The Talking Stick Festival celebrates Indigenous History Month with dance performances, live music, and tattoos
(This story is sponsored by Full Circle: First Nations Performance.)
North America's largest Indigenous arts and culture festival will soon take over several locations across Vancouver from June 12 to July 3—for the 21st year in a row. To celebrate, the Talking Stick Festival is hosting an exciting lineup of events that showcase talented Indigenous performers in music, dance, theatre, film, and more.
In Canada, June encompasses National Indigenous History Month and National Indigenous People’s Day on the 21st. During both, Canadians are encouraged to reflect upon the sacrifices, resilience, and contributions of First Nations, Inuit, and Métis peoples.
The three-week Talking Stick Festival is inclusive and accessible as events are free or “by donation”— honouring Indigenous history and culture should know no bounds. Every performer will have the opportunity to share their personal stories and experiences with audiences.
The 2022 Talking Stick Festival was given the title “Come Together”, inviting attendees on a canoe journey across ancestral land as they explore Indigenous culture through art.
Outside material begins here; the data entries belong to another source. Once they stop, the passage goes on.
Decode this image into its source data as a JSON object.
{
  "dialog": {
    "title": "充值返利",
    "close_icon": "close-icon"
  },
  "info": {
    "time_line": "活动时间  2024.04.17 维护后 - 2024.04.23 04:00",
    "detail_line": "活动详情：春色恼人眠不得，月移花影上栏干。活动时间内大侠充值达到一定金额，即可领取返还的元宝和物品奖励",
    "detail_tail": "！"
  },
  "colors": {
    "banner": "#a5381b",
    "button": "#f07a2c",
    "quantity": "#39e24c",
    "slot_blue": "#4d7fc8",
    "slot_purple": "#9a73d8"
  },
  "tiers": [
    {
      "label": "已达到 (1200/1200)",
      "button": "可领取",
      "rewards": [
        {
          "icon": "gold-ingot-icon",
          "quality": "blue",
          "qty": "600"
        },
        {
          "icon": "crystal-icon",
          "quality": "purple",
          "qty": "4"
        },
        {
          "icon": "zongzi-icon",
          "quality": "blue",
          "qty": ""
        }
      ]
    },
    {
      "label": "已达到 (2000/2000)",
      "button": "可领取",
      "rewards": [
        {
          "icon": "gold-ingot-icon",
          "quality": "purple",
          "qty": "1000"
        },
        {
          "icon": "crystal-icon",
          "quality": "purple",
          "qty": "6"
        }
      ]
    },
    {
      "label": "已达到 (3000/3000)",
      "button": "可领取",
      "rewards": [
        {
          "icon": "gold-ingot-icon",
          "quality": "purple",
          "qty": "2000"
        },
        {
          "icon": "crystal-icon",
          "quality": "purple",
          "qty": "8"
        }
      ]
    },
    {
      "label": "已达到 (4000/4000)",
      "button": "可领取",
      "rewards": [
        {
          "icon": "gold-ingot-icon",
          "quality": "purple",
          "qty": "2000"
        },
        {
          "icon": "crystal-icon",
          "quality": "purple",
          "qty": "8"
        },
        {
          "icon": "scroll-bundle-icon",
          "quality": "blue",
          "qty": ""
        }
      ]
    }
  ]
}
“This year, we’re happy to be fully integrated in the performing arts community, leveraging local partnerships to provide more opportunities for our Indigenous artists. Many of them will work alongside and be a part of local Indigenous and non-Indigenous productions,” says Margo Kane, founder and artistic managing director of Full Circle: First Nations Performance.
The creative concept embeds symbolic meaning throughout with eagles representing wisdom, courage, and strength to conquer any terrain. The Ancestral silhouettes providing guidance along their journey on the canoe while the cedar bough provides protection against negative energies they may encounter during their travels.
The backdrop of this year’s theme is set against the majestic mountains and ocean that meet in the land of the Coast Salish People—a diverse First Nations community. The theme “Come Together” will be communicated in the three languages spoken in this land: Ḵxwúsem (Squamish), m̓i q̓əq̓aʔt ct (Musqueam), and Qápqúthut (Tsleil-Waututh).
The 2022 program lineup sets the Talking Stick Festival apart from other events of its kind. Folks can immerse themselves in live music at the Indigenous Summer Stage event that’s hosted outdoors at šxʷƛ̓exən Xwtl’a7shn (formerly the QET Plaza) or the Let’s Hear It! Live Indigenous Showcase at Fortune Sound Club. Attendees can also participate in the DTES Powwow, in memory of the children lost at the residential schools.
In partnership with Urban Ink Production, Stories That Transform Us will be screened at the SFU Goldcorp Centre for the Arts.
From June 13 to 30, those with an interest in the art form of tattoo at sacred skin, an exhibition that showcases the works of seven Indigenous tattoo artists: Audie Murray, Dion Kaszas, Gig–K’aajuu G’aaya, Holly Mititquq Nordlum, Nahaan, Nakkita Trimble, and Nicole Neidhardt. The event explores each artist’s process and the meanings behind their designs.
Full Circle has also partnered with the Coastal Jazz & Blues Society to feature Indigenous performers at the annual TD Vancouver International Jazz Festival, taking place from June 24 to July 3.
Sister duo DJ KoaKeA and DJ Keilani Rose, Vancouver-based artist JB the First Lady, sibling duo Sister Says, and Handsome Tiger, a DJ from Turtle Island, are among the 12 Indigenous acts scheduled to play for audiences. EDM and hip-hop enthusiasts can also catch DJ Kookum, a high-energy DJ who tours with the Snotty Nose Rez Kids.
For the full festival lineup, click here.